Letter to the editor
Copyright 1998 Duane Johnson
September 5, 1998

Your Aug. 31 editorial promotes the scientifically unfounded belief that banning DDT was responsible for restoring the population of peregrine falcons.

When I was a boy in rural Indiana, falcons and other raptors were considered to be nuisance birds and were shot at every opportunity. Nests were commonly destroyed. The change in the public attitude toward the birds has had a much more profound effect than any perceived effect of banning DDT. After all, hunting pressure exterminated the passenger pigeon long before DDT was formulated.

Michael R. Fox, Phd., has prepared a background paper on the subject, accessible through Among the points Fox makes is that peregrine falcon populations are thriving in Alaska and Canada despite high DDT concentrations in body mass. He also reviews the history of the EPA role in banning DDT, which was not based on sound science, but rather on public pressure arising largely from Rachel Carson's book, "Silent Spring."

The World Health Organization opposed the ban, since DDT played a key role in controlling malaria and other tropical diseases. One wonders how many human lives have been lost because of the ban, for a very tenuous benefit.

Perhaps Carson's true legacy is the principle of subverting science for political ends, a principle that has been replicated in the Alar scare, the current global warming campaign, passive smoking risks, and many other such causes.

Columbia City

Comments on this posting?

Click here to post a public comment on the Trash Talk Bulletin Board.

Click here to send a private comment to the Junkman.

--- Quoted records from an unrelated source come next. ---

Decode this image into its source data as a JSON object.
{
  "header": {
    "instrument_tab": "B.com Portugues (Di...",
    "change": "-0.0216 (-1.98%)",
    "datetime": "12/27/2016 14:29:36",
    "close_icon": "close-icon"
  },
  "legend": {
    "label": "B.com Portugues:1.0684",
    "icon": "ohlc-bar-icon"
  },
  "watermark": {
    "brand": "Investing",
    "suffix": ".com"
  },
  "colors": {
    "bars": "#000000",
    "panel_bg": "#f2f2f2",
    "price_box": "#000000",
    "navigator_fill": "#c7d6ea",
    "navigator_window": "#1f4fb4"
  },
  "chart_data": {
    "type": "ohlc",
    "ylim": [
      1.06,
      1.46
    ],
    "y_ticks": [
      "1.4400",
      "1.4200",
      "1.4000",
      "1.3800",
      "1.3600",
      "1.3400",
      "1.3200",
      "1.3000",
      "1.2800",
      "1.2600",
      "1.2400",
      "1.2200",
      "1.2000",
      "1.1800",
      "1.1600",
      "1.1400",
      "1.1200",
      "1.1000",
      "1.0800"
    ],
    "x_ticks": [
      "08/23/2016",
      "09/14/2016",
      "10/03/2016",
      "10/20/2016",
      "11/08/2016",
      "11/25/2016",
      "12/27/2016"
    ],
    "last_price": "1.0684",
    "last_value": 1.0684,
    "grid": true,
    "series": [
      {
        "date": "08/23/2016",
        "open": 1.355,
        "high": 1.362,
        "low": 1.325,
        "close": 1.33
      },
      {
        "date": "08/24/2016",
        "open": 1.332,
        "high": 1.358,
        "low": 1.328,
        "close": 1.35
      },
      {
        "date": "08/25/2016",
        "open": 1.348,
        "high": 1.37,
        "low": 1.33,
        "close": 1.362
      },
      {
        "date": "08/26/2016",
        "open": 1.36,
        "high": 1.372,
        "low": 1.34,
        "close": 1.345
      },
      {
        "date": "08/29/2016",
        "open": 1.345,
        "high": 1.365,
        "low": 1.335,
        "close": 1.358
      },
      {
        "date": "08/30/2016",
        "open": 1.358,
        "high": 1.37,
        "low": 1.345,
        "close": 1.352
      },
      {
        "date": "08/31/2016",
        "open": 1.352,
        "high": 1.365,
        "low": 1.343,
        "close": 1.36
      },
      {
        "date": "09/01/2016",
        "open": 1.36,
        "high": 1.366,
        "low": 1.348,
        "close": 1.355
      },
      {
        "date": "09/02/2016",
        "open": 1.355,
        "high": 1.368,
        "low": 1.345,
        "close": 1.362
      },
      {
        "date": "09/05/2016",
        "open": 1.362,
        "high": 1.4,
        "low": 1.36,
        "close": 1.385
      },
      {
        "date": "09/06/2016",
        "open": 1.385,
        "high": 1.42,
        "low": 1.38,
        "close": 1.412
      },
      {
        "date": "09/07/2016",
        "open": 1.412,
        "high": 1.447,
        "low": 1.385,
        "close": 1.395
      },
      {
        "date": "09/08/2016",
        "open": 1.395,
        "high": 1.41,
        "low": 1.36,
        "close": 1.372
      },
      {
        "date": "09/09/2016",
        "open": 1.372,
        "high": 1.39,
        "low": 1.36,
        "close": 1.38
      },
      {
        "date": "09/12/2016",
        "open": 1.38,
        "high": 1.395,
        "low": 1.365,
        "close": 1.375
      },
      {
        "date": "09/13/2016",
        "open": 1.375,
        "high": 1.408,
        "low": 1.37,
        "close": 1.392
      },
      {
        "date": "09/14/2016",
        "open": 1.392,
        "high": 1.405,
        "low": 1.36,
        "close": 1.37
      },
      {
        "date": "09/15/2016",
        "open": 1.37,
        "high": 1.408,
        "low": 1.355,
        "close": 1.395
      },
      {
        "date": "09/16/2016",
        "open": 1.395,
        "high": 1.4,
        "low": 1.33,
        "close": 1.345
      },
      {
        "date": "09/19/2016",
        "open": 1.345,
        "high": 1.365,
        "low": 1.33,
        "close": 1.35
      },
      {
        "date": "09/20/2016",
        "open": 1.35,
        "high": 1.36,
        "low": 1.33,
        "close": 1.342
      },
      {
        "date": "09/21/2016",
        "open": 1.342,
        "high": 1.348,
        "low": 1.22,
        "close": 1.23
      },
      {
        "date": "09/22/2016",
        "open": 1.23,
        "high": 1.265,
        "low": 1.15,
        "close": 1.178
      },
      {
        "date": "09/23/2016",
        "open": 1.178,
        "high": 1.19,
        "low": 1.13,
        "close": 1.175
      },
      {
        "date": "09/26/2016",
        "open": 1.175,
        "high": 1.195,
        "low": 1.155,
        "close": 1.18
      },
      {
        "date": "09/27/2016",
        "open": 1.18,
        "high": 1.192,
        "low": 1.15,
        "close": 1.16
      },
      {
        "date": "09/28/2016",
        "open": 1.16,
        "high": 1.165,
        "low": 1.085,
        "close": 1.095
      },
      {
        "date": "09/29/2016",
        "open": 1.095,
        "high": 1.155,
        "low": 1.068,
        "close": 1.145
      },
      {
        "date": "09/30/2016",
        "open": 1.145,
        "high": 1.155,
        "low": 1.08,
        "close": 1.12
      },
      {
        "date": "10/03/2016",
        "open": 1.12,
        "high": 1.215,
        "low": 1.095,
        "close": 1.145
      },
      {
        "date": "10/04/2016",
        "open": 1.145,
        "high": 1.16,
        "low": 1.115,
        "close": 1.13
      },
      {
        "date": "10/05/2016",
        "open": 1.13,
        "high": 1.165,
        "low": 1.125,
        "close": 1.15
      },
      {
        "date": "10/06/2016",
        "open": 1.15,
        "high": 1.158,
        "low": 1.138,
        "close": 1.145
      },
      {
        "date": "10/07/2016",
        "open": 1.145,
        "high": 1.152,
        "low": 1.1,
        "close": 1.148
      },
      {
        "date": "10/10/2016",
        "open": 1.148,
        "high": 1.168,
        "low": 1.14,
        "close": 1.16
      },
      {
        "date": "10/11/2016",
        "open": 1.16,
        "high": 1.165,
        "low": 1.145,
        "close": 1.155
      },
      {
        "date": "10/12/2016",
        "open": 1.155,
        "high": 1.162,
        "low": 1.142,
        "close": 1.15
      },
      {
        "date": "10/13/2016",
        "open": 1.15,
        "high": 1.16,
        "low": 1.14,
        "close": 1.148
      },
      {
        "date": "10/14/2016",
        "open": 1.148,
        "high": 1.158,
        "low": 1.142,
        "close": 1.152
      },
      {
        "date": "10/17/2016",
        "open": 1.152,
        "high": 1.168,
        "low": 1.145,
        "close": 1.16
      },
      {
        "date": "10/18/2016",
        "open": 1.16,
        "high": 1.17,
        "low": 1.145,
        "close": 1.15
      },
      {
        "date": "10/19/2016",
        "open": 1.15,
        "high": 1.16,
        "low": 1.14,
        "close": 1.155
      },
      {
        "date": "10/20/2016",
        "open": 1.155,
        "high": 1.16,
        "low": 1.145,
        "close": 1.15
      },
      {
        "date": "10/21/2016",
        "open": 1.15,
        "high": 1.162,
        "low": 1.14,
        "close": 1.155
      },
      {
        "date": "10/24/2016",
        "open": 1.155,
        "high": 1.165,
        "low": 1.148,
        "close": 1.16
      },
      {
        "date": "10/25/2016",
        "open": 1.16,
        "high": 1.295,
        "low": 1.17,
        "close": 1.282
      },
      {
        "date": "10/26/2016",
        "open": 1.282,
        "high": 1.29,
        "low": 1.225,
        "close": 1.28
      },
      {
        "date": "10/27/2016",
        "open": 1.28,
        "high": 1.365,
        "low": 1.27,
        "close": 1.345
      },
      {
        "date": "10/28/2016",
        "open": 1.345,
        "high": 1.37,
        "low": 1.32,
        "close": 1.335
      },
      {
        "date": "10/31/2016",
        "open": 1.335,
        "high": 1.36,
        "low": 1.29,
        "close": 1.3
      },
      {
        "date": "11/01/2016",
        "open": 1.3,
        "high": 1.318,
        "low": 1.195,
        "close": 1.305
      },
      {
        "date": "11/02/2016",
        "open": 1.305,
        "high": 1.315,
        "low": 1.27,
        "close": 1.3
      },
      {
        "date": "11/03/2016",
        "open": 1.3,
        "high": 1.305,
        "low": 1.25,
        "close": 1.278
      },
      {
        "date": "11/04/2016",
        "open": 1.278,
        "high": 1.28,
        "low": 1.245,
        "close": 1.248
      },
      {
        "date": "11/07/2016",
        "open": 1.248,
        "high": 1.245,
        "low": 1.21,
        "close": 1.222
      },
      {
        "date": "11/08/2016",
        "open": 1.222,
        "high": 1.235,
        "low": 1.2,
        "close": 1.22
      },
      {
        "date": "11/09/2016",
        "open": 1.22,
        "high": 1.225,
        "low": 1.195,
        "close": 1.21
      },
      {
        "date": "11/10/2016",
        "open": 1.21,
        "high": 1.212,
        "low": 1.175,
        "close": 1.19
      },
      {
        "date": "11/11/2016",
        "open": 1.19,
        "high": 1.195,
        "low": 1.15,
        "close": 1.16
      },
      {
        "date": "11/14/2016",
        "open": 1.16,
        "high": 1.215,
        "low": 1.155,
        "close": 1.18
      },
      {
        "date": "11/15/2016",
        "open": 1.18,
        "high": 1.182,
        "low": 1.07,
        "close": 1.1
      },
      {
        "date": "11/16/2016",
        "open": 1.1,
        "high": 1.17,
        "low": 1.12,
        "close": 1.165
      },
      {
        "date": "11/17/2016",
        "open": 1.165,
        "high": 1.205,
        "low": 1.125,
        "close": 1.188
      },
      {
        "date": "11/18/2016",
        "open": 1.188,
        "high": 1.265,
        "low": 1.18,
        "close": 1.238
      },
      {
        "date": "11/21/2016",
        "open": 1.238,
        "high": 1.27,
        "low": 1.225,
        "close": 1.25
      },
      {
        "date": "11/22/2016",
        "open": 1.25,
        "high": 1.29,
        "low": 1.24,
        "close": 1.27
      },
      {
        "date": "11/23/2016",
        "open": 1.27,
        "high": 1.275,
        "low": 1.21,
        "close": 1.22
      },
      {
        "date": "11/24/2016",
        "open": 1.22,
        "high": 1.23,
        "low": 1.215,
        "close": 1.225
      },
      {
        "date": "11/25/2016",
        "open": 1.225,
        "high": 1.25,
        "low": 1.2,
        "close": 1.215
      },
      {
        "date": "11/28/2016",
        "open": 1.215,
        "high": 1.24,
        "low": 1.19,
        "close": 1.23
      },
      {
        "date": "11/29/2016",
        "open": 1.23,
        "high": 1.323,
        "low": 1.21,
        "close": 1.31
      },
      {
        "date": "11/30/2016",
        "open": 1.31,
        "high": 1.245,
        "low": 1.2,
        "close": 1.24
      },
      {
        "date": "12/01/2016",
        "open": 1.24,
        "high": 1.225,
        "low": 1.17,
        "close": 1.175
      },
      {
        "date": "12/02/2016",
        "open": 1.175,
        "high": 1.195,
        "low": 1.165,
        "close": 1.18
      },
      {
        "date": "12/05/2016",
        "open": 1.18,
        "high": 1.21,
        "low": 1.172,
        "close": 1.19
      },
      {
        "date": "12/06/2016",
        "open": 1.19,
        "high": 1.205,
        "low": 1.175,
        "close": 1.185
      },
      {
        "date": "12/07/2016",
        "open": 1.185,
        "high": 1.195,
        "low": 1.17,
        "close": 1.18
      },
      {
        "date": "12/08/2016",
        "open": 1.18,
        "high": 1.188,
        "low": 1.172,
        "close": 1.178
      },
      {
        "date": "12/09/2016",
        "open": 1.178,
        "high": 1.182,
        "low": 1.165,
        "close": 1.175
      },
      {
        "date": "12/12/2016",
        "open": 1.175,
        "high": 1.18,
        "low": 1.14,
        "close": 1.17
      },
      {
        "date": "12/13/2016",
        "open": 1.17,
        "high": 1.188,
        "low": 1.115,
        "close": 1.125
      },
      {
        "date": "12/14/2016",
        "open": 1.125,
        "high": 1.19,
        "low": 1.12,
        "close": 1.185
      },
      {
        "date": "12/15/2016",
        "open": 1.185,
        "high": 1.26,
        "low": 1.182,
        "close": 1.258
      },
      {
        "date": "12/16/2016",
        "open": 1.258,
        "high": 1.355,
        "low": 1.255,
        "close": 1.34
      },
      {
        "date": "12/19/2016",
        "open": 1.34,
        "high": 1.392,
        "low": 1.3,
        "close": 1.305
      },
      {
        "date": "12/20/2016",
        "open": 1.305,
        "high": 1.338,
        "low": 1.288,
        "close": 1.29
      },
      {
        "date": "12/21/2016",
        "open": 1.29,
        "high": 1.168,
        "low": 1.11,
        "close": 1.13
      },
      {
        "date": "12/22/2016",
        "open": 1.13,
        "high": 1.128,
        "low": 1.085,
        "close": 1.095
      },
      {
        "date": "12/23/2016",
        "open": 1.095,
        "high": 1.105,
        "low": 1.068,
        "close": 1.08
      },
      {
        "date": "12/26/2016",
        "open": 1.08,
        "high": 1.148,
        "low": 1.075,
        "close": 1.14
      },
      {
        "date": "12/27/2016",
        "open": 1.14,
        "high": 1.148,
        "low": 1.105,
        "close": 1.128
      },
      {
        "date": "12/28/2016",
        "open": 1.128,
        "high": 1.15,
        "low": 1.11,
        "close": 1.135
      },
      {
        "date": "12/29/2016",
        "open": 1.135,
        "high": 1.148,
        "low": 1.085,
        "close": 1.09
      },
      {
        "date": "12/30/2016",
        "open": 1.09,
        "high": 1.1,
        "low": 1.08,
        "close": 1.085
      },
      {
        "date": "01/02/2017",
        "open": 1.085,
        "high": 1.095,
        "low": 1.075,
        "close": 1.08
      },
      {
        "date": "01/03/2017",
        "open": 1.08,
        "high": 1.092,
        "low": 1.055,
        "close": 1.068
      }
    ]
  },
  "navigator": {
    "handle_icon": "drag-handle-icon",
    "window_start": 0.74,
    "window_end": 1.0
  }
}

Material presented on this home page constitutes opinion of Steven J. Milloy.
Copyright © 1998 Steven J. Milloy. All rights reserved on original material. Material copyrighted by others is used either with permission or under a claim of "fair use." Site developed and hosted by WestLake Solutions, Inc.